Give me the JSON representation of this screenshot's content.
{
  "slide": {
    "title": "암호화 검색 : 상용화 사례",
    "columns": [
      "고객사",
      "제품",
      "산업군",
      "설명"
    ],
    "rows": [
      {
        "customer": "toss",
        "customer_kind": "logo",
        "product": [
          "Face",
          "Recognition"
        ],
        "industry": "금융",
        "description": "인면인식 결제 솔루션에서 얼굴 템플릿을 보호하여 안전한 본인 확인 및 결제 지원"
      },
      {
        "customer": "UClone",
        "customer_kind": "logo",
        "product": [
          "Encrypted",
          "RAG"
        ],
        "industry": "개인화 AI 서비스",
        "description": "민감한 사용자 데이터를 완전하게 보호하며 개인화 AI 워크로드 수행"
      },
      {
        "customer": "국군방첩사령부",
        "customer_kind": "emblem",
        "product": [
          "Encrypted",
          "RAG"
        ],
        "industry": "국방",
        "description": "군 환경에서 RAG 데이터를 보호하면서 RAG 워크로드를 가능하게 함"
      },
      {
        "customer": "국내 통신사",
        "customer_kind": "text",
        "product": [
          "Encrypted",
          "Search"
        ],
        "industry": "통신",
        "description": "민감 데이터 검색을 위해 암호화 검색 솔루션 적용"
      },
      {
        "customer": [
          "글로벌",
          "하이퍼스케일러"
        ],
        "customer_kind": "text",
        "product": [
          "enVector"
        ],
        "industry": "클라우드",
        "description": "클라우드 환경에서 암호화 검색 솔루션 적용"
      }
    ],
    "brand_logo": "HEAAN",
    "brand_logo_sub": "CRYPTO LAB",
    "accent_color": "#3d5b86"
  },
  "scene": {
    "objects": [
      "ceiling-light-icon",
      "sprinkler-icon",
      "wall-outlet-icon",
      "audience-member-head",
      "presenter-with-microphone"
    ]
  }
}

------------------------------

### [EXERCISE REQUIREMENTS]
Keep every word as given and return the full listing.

### [SOLUTION TO THE EXERCISE]
Give me the JSON representation of this screenshot's content.
{
  "slide": {
    "title": "암호화 검색 : 상용화 사례",
    "columns": [
      "고객사",
      "제품",
      "산업군",
      "설명"
    ],
    "rows": [
      {
        "customer": "toss",
        "customer_kind": "logo",
        "product": [
          "Face",
          "Recognition"
        ],
        "industry": "금융",
        "description": "인면인식 결제 솔루션에서 얼굴 템플릿을 보호하여 안전한 본인 확인 및 결제 지원"
      },
      {
        "customer": "UClone",
        "customer_kind": "logo",
        "product": [
          "Encrypted",
          "RAG"
        ],
        "industry": "개인화 AI 서비스",
        "description": "민감한 사용자 데이터를 완전하게 보호하며 개인화 AI 워크로드 수행"
      },
      {
        "customer": "국군방첩사령부",
        "customer_kind": "emblem",
        "product": [
          "Encrypted",
          "RAG"
        ],
        "industry": "국방",
        "description": "군 환경에서 RAG 데이터를 보호하면서 RAG 워크로드를 가능하게 함"
      },
      {
        "customer": "국내 통신사",
        "customer_kind": "text",
        "product": [
          "Encrypted",
          "Search"
        ],
        "industry": "통신",
        "description": "민감 데이터 검색을 위해 암호화 검색 솔루션 적용"
      },
      {
        "customer": [
          "글로벌",
          "하이퍼스케일러"
        ],
        "customer_kind": "text",
        "product": [
          "enVector"
        ],
        "industry": "클라우드",
        "description": "클라우드 환경에서 암호화 검색 솔루션 적용"
      }
    ],
    "brand_logo": "HEAAN",
    "brand_logo_sub": "CRYPTO LAB",
    "accent_color": "#3d5b86"
  },
  "scene": {
    "objects": [
      "ceiling-light-icon",
      "sprinkler-icon",
      "wall-outlet-icon",
      "audience-member-head",
      "presenter-with-microphone"
    ]
  }
}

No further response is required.